## Exercise aim
Scan the entries below. List each line with "data".
The input below:
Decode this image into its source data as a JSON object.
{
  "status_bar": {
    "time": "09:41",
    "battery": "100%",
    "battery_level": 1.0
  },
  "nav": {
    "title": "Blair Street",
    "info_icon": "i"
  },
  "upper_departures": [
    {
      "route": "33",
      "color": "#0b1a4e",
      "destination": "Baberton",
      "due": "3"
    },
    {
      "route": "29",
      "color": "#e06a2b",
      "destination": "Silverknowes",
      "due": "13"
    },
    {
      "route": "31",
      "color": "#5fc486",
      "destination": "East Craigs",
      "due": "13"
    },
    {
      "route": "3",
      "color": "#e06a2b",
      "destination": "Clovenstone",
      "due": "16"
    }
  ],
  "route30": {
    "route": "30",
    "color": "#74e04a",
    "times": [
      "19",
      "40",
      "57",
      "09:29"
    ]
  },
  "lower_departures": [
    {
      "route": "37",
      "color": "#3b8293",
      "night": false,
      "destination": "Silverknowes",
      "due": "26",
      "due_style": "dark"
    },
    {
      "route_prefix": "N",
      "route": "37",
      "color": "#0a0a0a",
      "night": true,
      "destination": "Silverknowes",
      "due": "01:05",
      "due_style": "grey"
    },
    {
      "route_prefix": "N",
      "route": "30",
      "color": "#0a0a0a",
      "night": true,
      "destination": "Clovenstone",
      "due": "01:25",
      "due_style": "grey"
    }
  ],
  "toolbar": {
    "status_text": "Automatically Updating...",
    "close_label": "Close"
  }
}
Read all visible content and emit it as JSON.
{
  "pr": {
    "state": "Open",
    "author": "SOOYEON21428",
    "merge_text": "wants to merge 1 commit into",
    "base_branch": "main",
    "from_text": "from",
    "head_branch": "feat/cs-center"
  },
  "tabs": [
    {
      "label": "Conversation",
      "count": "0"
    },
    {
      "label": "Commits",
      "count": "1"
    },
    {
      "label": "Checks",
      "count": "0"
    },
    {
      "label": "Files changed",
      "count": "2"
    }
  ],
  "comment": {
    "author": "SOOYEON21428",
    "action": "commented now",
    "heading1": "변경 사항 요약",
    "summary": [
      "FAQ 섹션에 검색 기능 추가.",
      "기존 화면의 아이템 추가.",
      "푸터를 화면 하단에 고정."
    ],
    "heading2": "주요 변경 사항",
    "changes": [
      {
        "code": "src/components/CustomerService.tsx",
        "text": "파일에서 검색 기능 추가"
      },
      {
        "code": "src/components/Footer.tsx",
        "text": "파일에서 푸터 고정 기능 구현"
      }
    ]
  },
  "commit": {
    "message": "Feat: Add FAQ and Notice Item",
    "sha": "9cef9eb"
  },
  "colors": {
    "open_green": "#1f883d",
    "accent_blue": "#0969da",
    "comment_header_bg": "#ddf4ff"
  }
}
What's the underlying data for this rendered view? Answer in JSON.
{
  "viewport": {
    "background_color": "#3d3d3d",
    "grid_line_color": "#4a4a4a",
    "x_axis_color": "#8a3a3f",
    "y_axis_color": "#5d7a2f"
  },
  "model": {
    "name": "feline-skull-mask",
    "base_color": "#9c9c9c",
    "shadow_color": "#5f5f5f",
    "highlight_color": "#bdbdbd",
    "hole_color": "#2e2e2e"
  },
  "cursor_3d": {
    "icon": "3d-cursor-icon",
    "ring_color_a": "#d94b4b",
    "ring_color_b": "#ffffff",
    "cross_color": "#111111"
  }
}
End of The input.
## Exercise output
Decode this image into its source data as a JSON object.
What's the underlying data for this rendered view? Answer in JSON.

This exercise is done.